Your task: The data must be written out once more, precisely as given.

─── Extracted information

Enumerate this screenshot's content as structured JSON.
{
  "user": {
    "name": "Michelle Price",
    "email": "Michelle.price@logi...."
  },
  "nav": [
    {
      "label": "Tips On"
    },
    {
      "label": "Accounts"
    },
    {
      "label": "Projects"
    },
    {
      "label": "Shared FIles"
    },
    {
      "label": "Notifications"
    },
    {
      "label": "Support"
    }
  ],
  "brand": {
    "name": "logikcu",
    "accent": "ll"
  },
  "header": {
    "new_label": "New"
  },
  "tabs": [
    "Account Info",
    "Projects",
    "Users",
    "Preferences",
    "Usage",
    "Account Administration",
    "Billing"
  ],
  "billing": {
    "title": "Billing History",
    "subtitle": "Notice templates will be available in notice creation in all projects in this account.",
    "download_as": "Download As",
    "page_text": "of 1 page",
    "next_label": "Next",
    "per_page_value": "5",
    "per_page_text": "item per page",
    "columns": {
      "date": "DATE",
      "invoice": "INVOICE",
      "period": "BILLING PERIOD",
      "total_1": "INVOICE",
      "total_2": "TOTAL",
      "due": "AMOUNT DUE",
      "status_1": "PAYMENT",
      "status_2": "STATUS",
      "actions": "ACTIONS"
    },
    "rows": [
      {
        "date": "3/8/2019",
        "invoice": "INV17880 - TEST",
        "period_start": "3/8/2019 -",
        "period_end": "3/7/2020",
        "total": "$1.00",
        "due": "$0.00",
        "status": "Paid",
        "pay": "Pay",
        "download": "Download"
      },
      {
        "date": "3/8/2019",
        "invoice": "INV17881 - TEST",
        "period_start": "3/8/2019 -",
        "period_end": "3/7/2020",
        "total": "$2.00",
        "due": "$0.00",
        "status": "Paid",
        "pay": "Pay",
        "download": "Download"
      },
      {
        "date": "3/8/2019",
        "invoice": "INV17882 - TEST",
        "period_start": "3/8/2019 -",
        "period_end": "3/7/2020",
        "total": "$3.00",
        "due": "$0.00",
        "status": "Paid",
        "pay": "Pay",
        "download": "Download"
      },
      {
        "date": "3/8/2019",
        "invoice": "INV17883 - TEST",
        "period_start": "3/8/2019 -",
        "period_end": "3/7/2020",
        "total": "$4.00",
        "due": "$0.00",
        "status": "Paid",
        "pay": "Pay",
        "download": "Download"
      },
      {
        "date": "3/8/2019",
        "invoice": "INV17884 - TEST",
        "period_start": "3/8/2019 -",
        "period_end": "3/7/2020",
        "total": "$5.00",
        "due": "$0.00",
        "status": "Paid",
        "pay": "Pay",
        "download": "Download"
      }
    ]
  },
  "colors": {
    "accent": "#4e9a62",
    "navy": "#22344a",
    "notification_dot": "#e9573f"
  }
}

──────

Answer section:
Enumerate this screenshot's content as structured JSON.
{
  "user": {
    "name": "Michelle Price",
    "email": "Michelle.price@logi...."
  },
  "nav": [
    {
      "label": "Tips On"
    },
    {
      "label": "Accounts"
    },
    {
      "label": "Projects"
    },
    {
      "label": "Shared FIles"
    },
    {
      "label": "Notifications"
    },
    {
      "label": "Support"
    }
  ],
  "brand": {
    "name": "logikcu",
    "accent": "ll"
  },
  "header": {
    "new_label": "New"
  },
  "tabs": [
    "Account Info",
    "Projects",
    "Users",
    "Preferences",
    "Usage",
    "Account Administration",
    "Billing"
  ],
  "billing": {
    "title": "Billing History",
    "subtitle": "Notice templates will be available in notice creation in all projects in this account.",
    "download_as": "Download As",
    "page_text": "of 1 page",
    "next_label": "Next",
    "per_page_value": "5",
    "per_page_text": "item per page",
    "columns": {
      "date": "DATE",
      "invoice": "INVOICE",
      "period": "BILLING PERIOD",
      "total_1": "INVOICE",
      "total_2": "TOTAL",
      "due": "AMOUNT DUE",
      "status_1": "PAYMENT",
      "status_2": "STATUS",
      "actions": "ACTIONS"
    },
    "rows": [
      {
        "date": "3/8/2019",
        "invoice": "INV17880 - TEST",
        "period_start": "3/8/2019 -",
        "period_end": "3/7/2020",
        "total": "$1.00",
        "due": "$0.00",
        "status": "Paid",
        "pay": "Pay",
        "download": "Download"
      },
      {
        "date": "3/8/2019",
        "invoice": "INV17881 - TEST",
        "period_start": "3/8/2019 -",
        "period_end": "3/7/2020",
        "total": "$2.00",
        "due": "$0.00",
        "status": "Paid",
        "pay": "Pay",
        "download": "Download"
      },
      {
        "date": "3/8/2019",
        "invoice": "INV17882 - TEST",
        "period_start": "3/8/2019 -",
        "period_end": "3/7/2020",
        "total": "$3.00",
        "due": "$0.00",
        "status": "Paid",
        "pay": "Pay",
        "download": "Download"
      },
      {
        "date": "3/8/2019",
        "invoice": "INV17883 - TEST",
        "period_start": "3/8/2019 -",
        "period_end": "3/7/2020",
        "total": "$4.00",
        "due": "$0.00",
        "status": "Paid",
        "pay": "Pay",
        "download": "Download"
      },
      {
        "date": "3/8/2019",
        "invoice": "INV17884 - TEST",
        "period_start": "3/8/2019 -",
        "period_end": "3/7/2020",
        "total": "$5.00",
        "due": "$0.00",
        "status": "Paid",
        "pay": "Pay",
        "download": "Download"
      }
    ]
  },
  "colors": {
    "accent": "#4e9a62",
    "navy": "#22344a",
    "notification_dot": "#e9573f"
  }
}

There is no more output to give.